How to complete this task: Below are the entries; determine how many of their lines contain the string "SHOP" and give that figure alone.

** Opening Dataset block **

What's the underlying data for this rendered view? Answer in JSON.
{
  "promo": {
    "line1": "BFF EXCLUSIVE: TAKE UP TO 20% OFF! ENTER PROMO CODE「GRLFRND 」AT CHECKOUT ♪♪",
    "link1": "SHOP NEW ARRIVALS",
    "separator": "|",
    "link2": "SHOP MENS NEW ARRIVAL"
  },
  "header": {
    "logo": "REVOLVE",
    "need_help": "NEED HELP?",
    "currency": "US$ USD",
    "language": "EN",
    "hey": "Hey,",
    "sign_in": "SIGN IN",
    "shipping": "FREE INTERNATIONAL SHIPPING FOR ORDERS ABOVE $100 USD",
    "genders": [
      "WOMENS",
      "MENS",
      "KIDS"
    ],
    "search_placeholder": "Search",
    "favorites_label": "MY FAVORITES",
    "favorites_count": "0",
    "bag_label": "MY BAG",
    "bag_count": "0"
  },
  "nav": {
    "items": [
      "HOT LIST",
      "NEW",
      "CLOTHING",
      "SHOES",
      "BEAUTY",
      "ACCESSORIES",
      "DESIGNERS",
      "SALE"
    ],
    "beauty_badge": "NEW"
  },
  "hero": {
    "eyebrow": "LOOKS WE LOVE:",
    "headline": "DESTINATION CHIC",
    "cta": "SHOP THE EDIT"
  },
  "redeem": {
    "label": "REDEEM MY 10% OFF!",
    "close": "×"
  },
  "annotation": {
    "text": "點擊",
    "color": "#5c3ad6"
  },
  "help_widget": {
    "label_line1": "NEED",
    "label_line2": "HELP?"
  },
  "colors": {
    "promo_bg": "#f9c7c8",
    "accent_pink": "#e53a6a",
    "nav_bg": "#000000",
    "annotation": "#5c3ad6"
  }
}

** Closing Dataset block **

Answer to this task: 3